The Government will, beginning this fiscal year, implement more subsidies for the community-based health insurance scheme known as mutuelle de santé, which has been grappling with funding challenges.
The extra funding totalling to Rwf10 billion, according to Rwanda Social Security Board (RSSB), has raised the country's prospects of attaining universal health insurance coverage.
It also comes to guarantee the stability of the country's largest insurance scheme, which caters for 88 per cent of Rwanda's 12 million people for their healthcare service needs.
With annual contributions of Rwf32.8 billion, including Government subsidies, and a total spend of Rwf47.4 billion, mutuelle de santé has been facing a funding deficit Rwf14.6 billion every year, according to data from RSSB.
Richard Tusabe, the Director General of RSSB, told a news conference yesterday that the new subsidies are contained in the Prime Minister's Order, which was gazetted last month.
Under the new law, the government will, every year, spend addition Rwf6 billion on mutuelle de santé through direct budget financing.
This is in addition to 100 per cent of the amount collected as penalties for trade of substandard products paid by the public institution in charge of standards as well as 10 per cent of all fees charged on services offered by gaming companies.
Other revenue streams for the insurance scheme include 10 per cent of fees collected from road traffic fines and between 2.5 per cent and 3 per cent of the telecommunication sector's annual turnover.
Tusabe said telecommunication companies alone will be contributing Rwf3.5 billion to the scheme every year.
"The order that was approved will enable us to get at least Rwf10 billion," he disclosed.
However, he said, there is need for more sustainable financing options to cushion the scheme against further budget shortfalls.
"There is a study that is being carried out that will inform us about the available financing alternatives because every year the money that we spend on mutuelle de santé increases as health care services are brought closer to people. The development will allow us to ensure that people continue to get healthcare and medical service providers get paid on time," he said.
Dr. Diane Gashumba, the Minister of Health told The New Times that the subsidies are a response to the increased demand for healthcare services.
"Since community based health insurance was created, sensitisation around early seeking of health services has performed very well and consultations keep increasing in numbers, which is a great thing (that) translated into very positive results: no more severe cases of malaria in Rwanda," Gashumba observed.
However, she said, it is important to note that the Government subsidy was calculated to top up the premium contributed by the community and not to replace it.
"Everyone's contribution has be made timely. We should aim at 100 per cent coverage," Gashumba said, pointing out that such an objective was within the country's reach.
The government will continue to pay the Rwf2,000 subsidy to the scheme per year for each needy person in category one of Ubudehe.
There will also be 50 per cent of registration fees for pharmaceutical products and medical devices, as well as one 100 per cent of the amount collected as medical research fees paid by the ministry in charge of health.

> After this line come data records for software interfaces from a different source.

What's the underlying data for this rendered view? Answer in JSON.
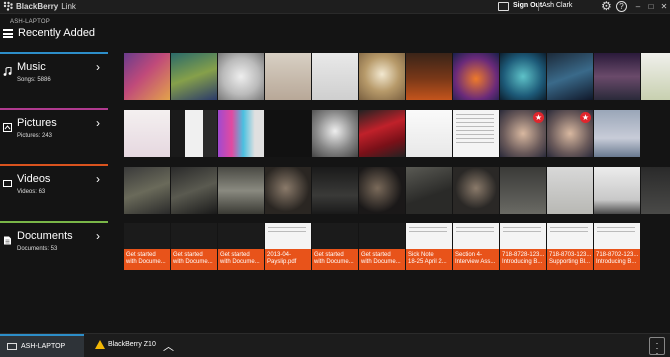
{
  "app": {
    "brand": "BlackBerry",
    "brand_suffix": "Link"
  },
  "account": {
    "sign_out": "Sign Out",
    "user": "Ash Clark"
  },
  "header": {
    "device": "ASH-LAPTOP",
    "title": "Recently Added"
  },
  "categories": [
    {
      "label": "Music",
      "count": "Songs: 5886",
      "accent": "#2d8ec9"
    },
    {
      "label": "Pictures",
      "count": "Pictures: 243",
      "accent": "#b03a8f"
    },
    {
      "label": "Videos",
      "count": "Videos: 63",
      "accent": "#d9531e"
    },
    {
      "label": "Documents",
      "count": "Documents: 53",
      "accent": "#7ab648"
    }
  ],
  "documents": [
    "Get started\nwith Docume...",
    "Get started\nwith Docume...",
    "Get started\nwith Docume...",
    "2013-04-\nPayslip.pdf",
    "Get started\nwith Docume...",
    "Get started\nwith Docume...",
    "Sick Note\n18-25 April 2...",
    "Section 4-\nInterview Ass...",
    "718-8728-123...\nIntroducing B...",
    "718-8703-123...\nSupporting Bl...",
    "718-8702-123...\nIntroducing B..."
  ],
  "bottom": {
    "device_tab": "ASH-LAPTOP",
    "phone_tab": "BlackBerry Z10"
  },
  "colors": {
    "accent_blue": "#2d8ec9",
    "doc_orange": "#e8531a",
    "warning": "#f2b705",
    "badge_red": "#e0262d"
  }
}
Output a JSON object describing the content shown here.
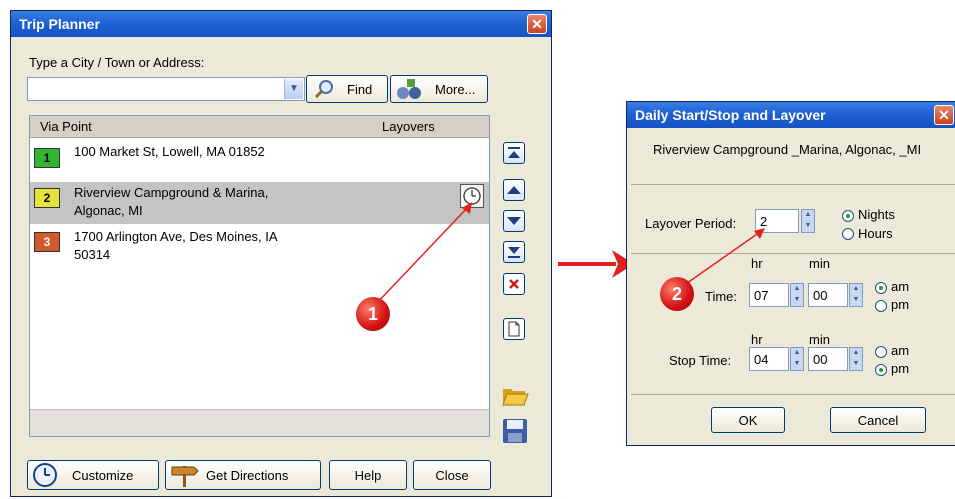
{
  "trip_planner": {
    "title": "Trip Planner",
    "close_glyph": "✕",
    "address_label": "Type a City / Town or Address:",
    "address_value": "",
    "find_label": "Find",
    "more_label": "More...",
    "columns": {
      "via": "Via Point",
      "layovers": "Layovers"
    },
    "via_points": [
      {
        "num": "1",
        "color": "#33b533",
        "line1": "100 Market St, Lowell, MA 01852",
        "line2": ""
      },
      {
        "num": "2",
        "color": "#e4e43a",
        "line1": "Riverview Campground & Marina,",
        "line2": "Algonac, MI"
      },
      {
        "num": "3",
        "color": "#d05a2a",
        "line1": "1700 Arlington Ave, Des Moines, IA",
        "line2": "50314"
      }
    ],
    "buttons": {
      "customize": "Customize",
      "get_directions": "Get Directions",
      "help": "Help",
      "close": "Close"
    },
    "side_icons": [
      "move-top-icon",
      "move-up-icon",
      "move-down-icon",
      "move-bottom-icon",
      "delete-icon",
      "new-document-icon",
      "open-folder-icon",
      "save-icon"
    ]
  },
  "layover_dialog": {
    "title": "Daily Start/Stop and  Layover",
    "location": "Riverview Campground _Marina, Algonac, _MI",
    "layover_label": "Layover Period:",
    "layover_value": "2",
    "nights_label": "Nights",
    "hours_label": "Hours",
    "unit_selected": "Nights",
    "hr_label": "hr",
    "min_label": "min",
    "start_label": "Time:",
    "start_hr": "07",
    "start_min": "00",
    "start_ampm": "am",
    "stop_label": "Stop Time:",
    "stop_hr": "04",
    "stop_min": "00",
    "stop_ampm": "pm",
    "am_label": "am",
    "pm_label": "pm",
    "ok": "OK",
    "cancel": "Cancel"
  },
  "callouts": [
    "1",
    "2"
  ],
  "colors": {
    "arrow": "#e32020",
    "title_blue": "#1c5fd2",
    "selected_row": "#c4c4c4"
  }
}
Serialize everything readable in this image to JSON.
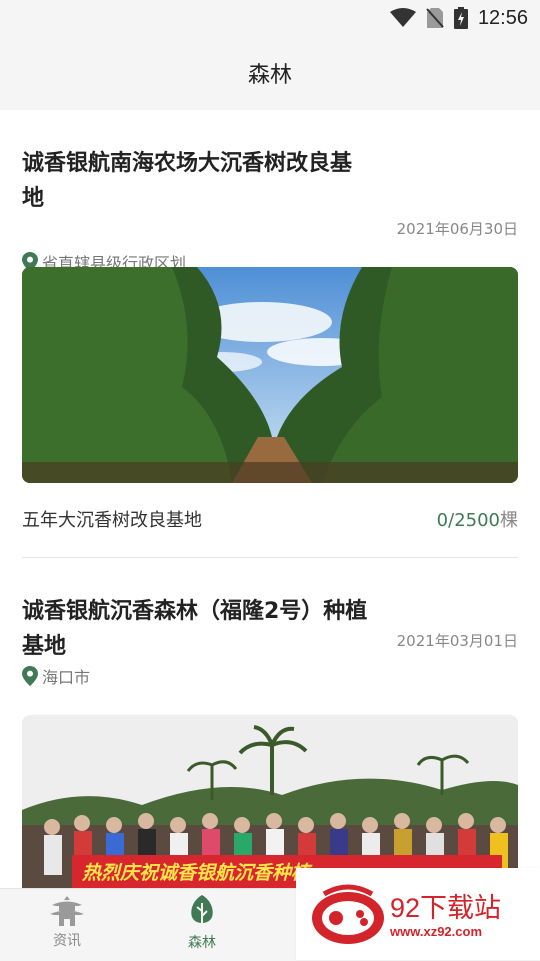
{
  "status_bar": {
    "time": "12:56",
    "icons": [
      "wifi-icon",
      "no-sim-icon",
      "battery-charging-icon"
    ]
  },
  "header": {
    "title": "森林"
  },
  "cards": [
    {
      "title": "诚香银航南海农场大沉香树改良基地",
      "date": "2021年06月30日",
      "location": "省直辖县级行政区划",
      "subtitle": "五年大沉香树改良基地",
      "count": "0/2500",
      "unit": "棵"
    },
    {
      "title": "诚香银航沉香森林（福隆2号）种植基地",
      "date": "2021年03月01日",
      "location": "海口市",
      "banner_text": "热烈庆祝诚香银航沉香种植"
    }
  ],
  "tabbar": {
    "tabs": [
      {
        "label": "资讯",
        "icon": "pagoda-icon",
        "active": false
      },
      {
        "label": "森林",
        "icon": "tree-icon",
        "active": true
      }
    ]
  },
  "watermark": {
    "text": "92下载站",
    "url": "www.xz92.com"
  },
  "colors": {
    "accent": "#3f7a55",
    "text": "#222222",
    "muted": "#888888",
    "background": "#f5f5f5",
    "watermark": "#d3242b"
  }
}
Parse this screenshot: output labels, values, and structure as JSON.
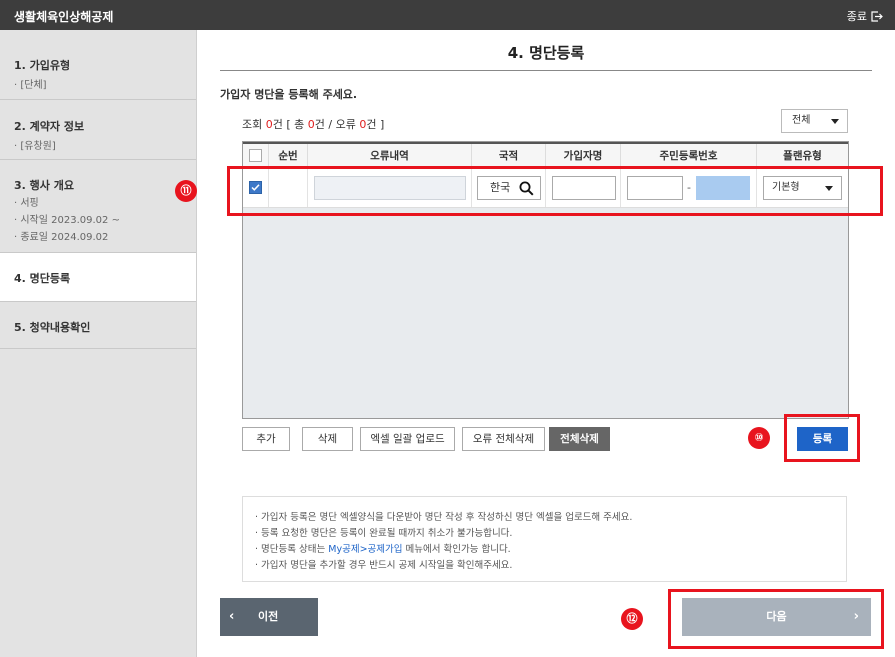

In addition, the initiative will get 50 per cent of the fees collected for motor vehicle mechanical inspection paid by Rwanda National Police.
If following an audit, the subsidies paid are found less than the amount to be paid, the concerned entity pays the unpaid subsidies and an administrative fine equivalent to two hundred percent (200 per cent) of the amount of the unpaid subsidies, the Prime Minister's order states.